Displaying the first of 9 old photos of Millom. View all Millom photos
Historic maps of Millom and the local area, hand-drawn by Ordnance Survey and Samuel Lewis. View all Millom maps
Millom area books
Displaying 1 of 10 books about Millom and the local area. View all books for this area
Memories of Millom
The Holborn Hill Evacuee.
The view is looking over Holborn Hill towards Black Combe. Holborn Hill is old Millom, the new part of Millom was built when iron ore was discovered in 1855 at Hodbarrow and the iron works was built and Hodbarrow mines opened. It then became a prosperous town with a population rising to 10,000 people. My memory is of Holborn Hill and a five year old girl who was evacuated there at the beginning of the war. She arrived at Millom station from Dartford after having a rough time at an evacuee collection centre. She was taken to live with a family in Holborn Hill.
The little girl was called Betty Sherwood and in later years, she was now married, had tried to trace her wartime family. She and her husband had travelled from Yorkshire, where she now lived, to Millom to find them. Unfortunately she could not remember many details of the house she stayed at or the family name only that she had had many happy years... Read more
A Evacuee With Such Happy Memories of Millom

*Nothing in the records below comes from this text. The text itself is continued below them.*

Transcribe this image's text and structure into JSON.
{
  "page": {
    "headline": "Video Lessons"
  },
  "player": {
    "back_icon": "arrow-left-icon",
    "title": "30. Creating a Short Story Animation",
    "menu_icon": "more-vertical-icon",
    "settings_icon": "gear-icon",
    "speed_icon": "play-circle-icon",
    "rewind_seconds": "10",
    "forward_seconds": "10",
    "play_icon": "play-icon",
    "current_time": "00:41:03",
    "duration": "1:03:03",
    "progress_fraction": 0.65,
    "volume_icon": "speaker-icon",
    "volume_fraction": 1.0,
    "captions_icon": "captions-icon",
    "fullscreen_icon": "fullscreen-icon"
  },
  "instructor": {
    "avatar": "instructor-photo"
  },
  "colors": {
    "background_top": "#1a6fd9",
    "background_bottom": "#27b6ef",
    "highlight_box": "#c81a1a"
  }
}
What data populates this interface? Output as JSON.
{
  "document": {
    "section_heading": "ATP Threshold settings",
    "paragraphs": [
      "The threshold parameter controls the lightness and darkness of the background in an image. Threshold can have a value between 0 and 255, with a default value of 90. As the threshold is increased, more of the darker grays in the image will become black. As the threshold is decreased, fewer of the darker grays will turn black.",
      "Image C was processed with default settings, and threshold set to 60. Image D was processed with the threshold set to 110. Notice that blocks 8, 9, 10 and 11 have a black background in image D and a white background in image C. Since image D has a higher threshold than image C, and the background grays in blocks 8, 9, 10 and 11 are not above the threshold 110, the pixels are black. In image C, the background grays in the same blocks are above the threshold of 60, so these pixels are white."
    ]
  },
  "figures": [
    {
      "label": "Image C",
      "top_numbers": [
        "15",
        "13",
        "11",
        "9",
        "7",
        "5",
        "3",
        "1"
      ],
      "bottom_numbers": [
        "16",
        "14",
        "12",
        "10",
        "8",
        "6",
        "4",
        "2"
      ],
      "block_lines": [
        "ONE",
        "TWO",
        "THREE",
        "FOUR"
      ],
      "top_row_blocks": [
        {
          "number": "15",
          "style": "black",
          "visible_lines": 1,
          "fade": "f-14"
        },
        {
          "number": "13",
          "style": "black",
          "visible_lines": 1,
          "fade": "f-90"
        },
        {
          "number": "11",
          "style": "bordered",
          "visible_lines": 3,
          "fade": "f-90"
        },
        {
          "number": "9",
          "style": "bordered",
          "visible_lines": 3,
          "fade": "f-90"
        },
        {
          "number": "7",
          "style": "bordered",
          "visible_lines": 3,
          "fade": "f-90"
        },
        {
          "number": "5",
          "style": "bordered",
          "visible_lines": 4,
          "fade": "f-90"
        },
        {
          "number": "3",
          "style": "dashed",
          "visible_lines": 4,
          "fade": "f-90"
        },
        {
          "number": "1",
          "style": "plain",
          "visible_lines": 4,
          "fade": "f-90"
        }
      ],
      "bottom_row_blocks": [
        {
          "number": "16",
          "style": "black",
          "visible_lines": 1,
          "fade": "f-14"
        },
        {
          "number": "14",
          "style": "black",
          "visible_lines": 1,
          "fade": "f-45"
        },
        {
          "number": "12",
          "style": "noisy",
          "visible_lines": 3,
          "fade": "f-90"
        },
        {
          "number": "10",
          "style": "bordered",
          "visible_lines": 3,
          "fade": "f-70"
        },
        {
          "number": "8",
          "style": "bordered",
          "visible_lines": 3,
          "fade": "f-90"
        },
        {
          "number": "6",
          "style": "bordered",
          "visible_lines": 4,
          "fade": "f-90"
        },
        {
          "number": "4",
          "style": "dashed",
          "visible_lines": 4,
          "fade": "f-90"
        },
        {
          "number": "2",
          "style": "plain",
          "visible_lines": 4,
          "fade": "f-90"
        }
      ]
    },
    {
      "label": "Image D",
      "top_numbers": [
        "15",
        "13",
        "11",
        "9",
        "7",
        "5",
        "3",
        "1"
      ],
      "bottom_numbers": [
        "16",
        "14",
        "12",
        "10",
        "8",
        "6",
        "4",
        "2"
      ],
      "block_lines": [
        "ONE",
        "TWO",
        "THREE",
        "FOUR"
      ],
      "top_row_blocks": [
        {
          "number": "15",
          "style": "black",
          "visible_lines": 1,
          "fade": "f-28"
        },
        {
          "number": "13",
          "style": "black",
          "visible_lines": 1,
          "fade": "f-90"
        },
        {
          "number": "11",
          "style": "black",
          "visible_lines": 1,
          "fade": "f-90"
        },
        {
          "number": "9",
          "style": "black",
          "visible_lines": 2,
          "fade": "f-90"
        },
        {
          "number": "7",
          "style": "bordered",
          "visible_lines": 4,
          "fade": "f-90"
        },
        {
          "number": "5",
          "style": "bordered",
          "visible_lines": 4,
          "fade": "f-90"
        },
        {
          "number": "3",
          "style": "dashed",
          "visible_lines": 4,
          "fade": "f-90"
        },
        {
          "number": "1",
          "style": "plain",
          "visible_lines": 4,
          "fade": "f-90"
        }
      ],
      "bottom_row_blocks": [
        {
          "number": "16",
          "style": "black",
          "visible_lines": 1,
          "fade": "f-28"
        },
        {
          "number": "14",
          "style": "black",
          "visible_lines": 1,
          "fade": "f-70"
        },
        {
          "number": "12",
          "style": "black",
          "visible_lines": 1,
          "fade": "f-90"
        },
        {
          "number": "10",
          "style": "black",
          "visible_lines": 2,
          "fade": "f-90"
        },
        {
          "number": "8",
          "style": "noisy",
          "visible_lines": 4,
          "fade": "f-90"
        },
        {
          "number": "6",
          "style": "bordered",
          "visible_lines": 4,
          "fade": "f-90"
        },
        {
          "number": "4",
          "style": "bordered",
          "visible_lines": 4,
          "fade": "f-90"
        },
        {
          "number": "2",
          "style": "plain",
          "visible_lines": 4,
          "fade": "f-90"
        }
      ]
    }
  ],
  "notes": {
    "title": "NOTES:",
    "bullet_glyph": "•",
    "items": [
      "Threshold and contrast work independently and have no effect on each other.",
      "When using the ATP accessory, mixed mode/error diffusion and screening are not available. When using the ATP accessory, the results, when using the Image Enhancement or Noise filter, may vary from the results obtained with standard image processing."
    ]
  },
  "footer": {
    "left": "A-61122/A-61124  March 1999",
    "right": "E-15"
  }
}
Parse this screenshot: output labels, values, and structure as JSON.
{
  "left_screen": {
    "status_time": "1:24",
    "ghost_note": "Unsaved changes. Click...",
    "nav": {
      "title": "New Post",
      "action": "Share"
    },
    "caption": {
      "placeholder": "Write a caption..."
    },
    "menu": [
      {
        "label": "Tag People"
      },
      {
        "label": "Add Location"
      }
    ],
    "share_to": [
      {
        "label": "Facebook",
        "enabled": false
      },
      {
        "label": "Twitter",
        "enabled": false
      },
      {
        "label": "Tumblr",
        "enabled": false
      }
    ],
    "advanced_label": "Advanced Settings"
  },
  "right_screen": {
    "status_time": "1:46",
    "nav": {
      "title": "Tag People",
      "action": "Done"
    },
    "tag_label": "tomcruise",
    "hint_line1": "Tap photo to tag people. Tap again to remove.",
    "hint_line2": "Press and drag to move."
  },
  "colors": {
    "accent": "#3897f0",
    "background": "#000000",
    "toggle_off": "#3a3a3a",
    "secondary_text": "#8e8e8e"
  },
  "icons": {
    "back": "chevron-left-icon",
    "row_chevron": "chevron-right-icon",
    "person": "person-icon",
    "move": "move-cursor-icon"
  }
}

I was placed with a lovely warm family, Ivor and Betty Boase, they made me so welcome. I spent about a year with them - they treated me as family member, it was the happiest time. They had a son, Derek and daughter Brenda. Uncle Ivor was into amateur dramatics and did many shows while I was there. I attended the local Cathlolic school and they made sure I went to mass every Sunday. My greatest regret was having to leave them. I was an adopted child with a mentally sick mother and she had me sent home so I never could say thank you to the family. I did go back to Surrey St but they were not there anymore, so if anyone remembers, thank you.
Eric And Ronnie Bowes Davis
We are the family of Eric Bowes Davis & Ronald Bowes Davis who was at Hodbarrow mines. Eric was my father in law; we visit Milllom quite a lot, we have strong connections of Millom and many pictures. Mildred Davis, Ronnie's wife, is my husband's auntie but sadly she has now passed away. Love looking at the pictures. Joyce Davis
St Georges Church Millom
This is the church where my grandma and grandad Kirby are buried. We recently visited the churchyard to place a wooden memorial cross on their grave. My friend of the 40's Norman Benson made the cross and had a brass name plate made to go on it. He often visited my grandparents when he lost his parents. Norman,his sister Vera, my sister Pam,her husband Bill and my wife Barbara and I were there to see the present vicar kindly say prayers over the grave after the cross was in position. My grandad and grandma were liked and well known in Millom. The church itself was built about 1875 and has a memorial window dedicated to Norman Nicholson the writer and poet. He used to go to worship in this church. I as a boy remember him leaving his house on St Georges Terrace to go for a walk, then suddenly return to scribble notes about things he had thought of for a book or poem.
The Old Co-Op.
I was born in Market Street in 1939. Later, because of the war, my mum left me in Millom for my grandad and grandma Kirby to look after me. Mum went back to be with my dad in heavily bombed Manchester. I spent the war years here and they were very happy years. After the war I went back to Manchester, but came back to Millom for all my school holidays. Wellington Street was a nice shopping street and I used to go to the Co-op with my grandad and grandma and watch money catapulted from the counter across the shop to the office and then the return journey of our change and divi book. We used to go to the Co-op bakery just as the newly baked bread had come out of the ovens each day (just like mother used to bake). We would take the bread home and my grandma would cut me a thick crust and spread butter on it. That taste cannot be repeated these days.... Read more
MR & Mrs Lockwood
My Grand parents lived in Kirksanton in 1928 and 1929 at Jubillee house.
( does anyone remember them)
The Green – 1952-53 (Seven Years Old)
I come from an RAF family that travelled across the globe until, in 1964 we ended up in Australia. Though english by birth, I am now an Australian, but I have fond memories of some parts of England where I grew up, especially The Green. I was six years old. One day, I was told we were going to Millom, which turned out to be an RAF base near the wilds of Cumbria, in the north of England, where my father was to be an instructor. We didn’t live on the base but at a village about ten miles out of town called The Green, which was very rural. We were on the edge of the Lake District, perhaps the most beautiful part of England. The neighbouring hills were Black Combe, White Combe and White Hall Knott. The house itself was stone with a tiny patch of lawn to the side, behind a stone wall that protected it from the road. To my recollection it was 100-200... Read more